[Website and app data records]
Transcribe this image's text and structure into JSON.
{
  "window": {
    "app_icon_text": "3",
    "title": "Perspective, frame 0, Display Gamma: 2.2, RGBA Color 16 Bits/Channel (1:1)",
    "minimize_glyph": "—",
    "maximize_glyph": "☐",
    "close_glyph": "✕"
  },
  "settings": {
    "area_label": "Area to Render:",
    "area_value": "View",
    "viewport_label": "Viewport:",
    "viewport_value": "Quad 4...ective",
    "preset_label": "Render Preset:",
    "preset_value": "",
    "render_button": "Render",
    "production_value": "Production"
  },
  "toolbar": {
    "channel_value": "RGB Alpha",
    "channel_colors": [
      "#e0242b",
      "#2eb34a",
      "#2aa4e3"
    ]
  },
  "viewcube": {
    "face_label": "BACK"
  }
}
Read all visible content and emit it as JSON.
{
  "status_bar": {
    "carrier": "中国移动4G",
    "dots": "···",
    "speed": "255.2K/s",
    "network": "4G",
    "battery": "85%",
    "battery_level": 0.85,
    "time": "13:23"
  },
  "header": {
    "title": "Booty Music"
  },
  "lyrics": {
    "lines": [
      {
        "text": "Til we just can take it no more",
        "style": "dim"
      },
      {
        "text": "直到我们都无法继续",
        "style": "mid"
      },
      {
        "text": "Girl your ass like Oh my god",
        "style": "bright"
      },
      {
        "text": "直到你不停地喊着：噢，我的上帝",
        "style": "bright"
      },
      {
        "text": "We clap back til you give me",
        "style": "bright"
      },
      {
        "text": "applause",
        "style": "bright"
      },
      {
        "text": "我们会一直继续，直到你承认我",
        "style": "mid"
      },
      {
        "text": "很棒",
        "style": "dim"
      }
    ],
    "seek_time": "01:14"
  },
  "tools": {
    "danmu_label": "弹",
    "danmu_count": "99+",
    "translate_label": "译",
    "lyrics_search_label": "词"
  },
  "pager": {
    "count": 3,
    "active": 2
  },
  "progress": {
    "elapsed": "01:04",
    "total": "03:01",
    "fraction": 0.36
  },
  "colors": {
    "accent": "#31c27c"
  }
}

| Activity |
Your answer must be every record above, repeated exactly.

| Exercise response |
Transcribe this image's text and structure into JSON.
{
  "window": {
    "app_icon_text": "3",
    "title": "Perspective, frame 0, Display Gamma: 2.2, RGBA Color 16 Bits/Channel (1:1)",
    "minimize_glyph": "—",
    "maximize_glyph": "☐",
    "close_glyph": "✕"
  },
  "settings": {
    "area_label": "Area to Render:",
    "area_value": "View",
    "viewport_label": "Viewport:",
    "viewport_value": "Quad 4...ective",
    "preset_label": "Render Preset:",
    "preset_value": "",
    "render_button": "Render",
    "production_value": "Production"
  },
  "toolbar": {
    "channel_value": "RGB Alpha",
    "channel_colors": [
      "#e0242b",
      "#2eb34a",
      "#2aa4e3"
    ]
  },
  "viewcube": {
    "face_label": "BACK"
  }
}
Read all visible content and emit it as JSON.
{
  "status_bar": {
    "carrier": "中国移动4G",
    "dots": "···",
    "speed": "255.2K/s",
    "network": "4G",
    "battery": "85%",
    "battery_level": 0.85,
    "time": "13:23"
  },
  "header": {
    "title": "Booty Music"
  },
  "lyrics": {
    "lines": [
      {
        "text": "Til we just can take it no more",
        "style": "dim"
      },
      {
        "text": "直到我们都无法继续",
        "style": "mid"
      },
      {
        "text": "Girl your ass like Oh my god",
        "style": "bright"
      },
      {
        "text": "直到你不停地喊着：噢，我的上帝",
        "style": "bright"
      },
      {
        "text": "We clap back til you give me",
        "style": "bright"
      },
      {
        "text": "applause",
        "style": "bright"
      },
      {
        "text": "我们会一直继续，直到你承认我",
        "style": "mid"
      },
      {
        "text": "很棒",
        "style": "dim"
      }
    ],
    "seek_time": "01:14"
  },
  "tools": {
    "danmu_label": "弹",
    "danmu_count": "99+",
    "translate_label": "译",
    "lyrics_search_label": "词"
  },
  "pager": {
    "count": 3,
    "active": 2
  },
  "progress": {
    "elapsed": "01:04",
    "total": "03:01",
    "fraction": 0.36
  },
  "colors": {
    "accent": "#31c27c"
  }
}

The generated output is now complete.